Emory: That’s why you work with guys like Chris. You work with guys you believe in. Tye was talking about the process of reading the scripts, it’s funny to realize that because of the position we’re in how many terrible scripts we read, and how many times the agents want us to do the terrible scripts. So when you get a script like Detour and you get on the phone with a guy like Chris, it’s like everybody can just go away because I know I’m doing good material.
Tye: Also, Emory’s such a, for me, strong role model. After meeting you and working with you I understand what it means at the purest aspect, just the choices you make and the ethic which you have and approach every job with. You’ve given me some incredible advice. I’m just so honored to have you as a friend and to be working with both you guys.
Is there an actor who has a résumé that’s a back and forth between studio and indie that you think you’d like to do something similar?
Emory: John Hawkes. He does small indies. He does bigger roles. He does comedies. That guy is just doing his job, too. He’s an artist and he’s just making his living and that’s what I appreciate most. Not just the work, but the way he seems to conduct himself. He’s not on the covers of magazines or doing any of this stuff. He’s just doing his job.
Tye: I respect people who are simply doing it just for the passion of the craft; for the art that they’re making. That’s what I’d like to try to emulate.
Is it hard to make your teams understand why you want to do these things when they might have visions of spandex?
Emory: Is it hard for you, Tye?

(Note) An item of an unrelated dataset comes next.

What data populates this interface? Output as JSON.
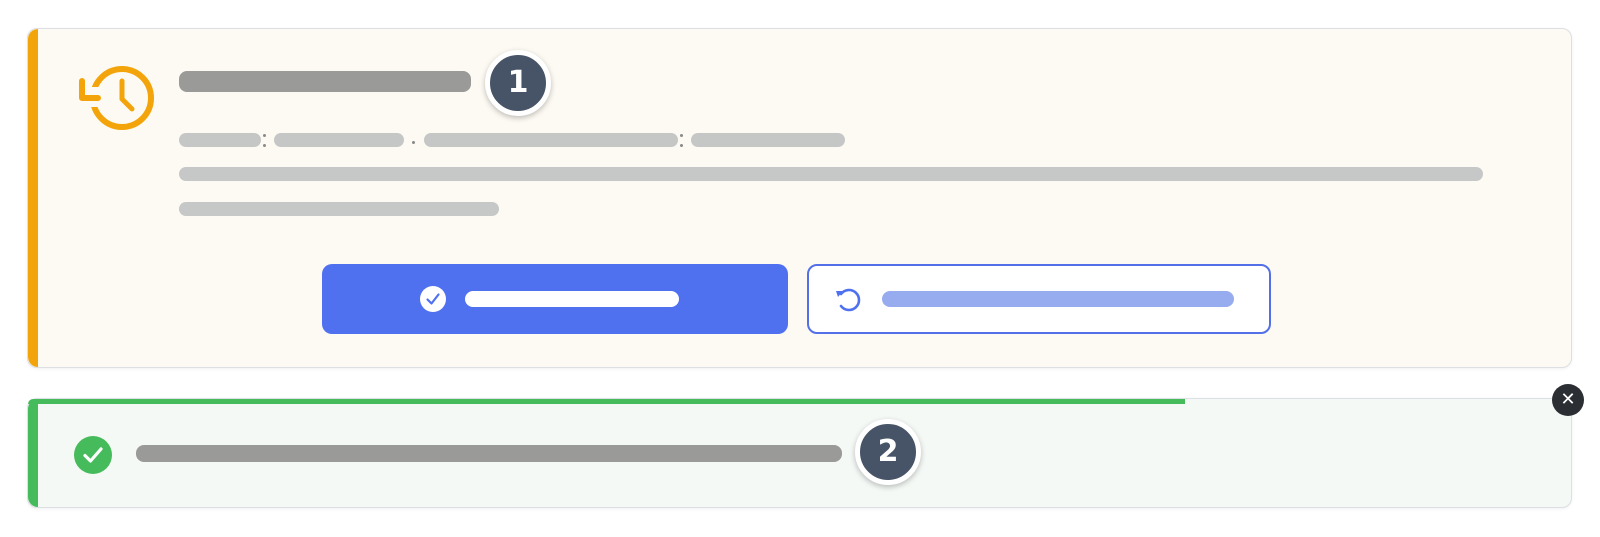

Tye: I’ve been so blessed and lucky to have the right people there with me in my team, every step of the way. When Detour came around they knew how passionate I was about the script. Everyone loved the script. “We all think Chris is amazing, Tye, I think this is a great choice for you.” I just came off a pretty big film that I was shooting this summer and now I’m doing another studio picture this summer. That’s all very new to me. I never defined myself within those films, but now I do. But I don’t know, you want to keep that element about yourself that is the artist.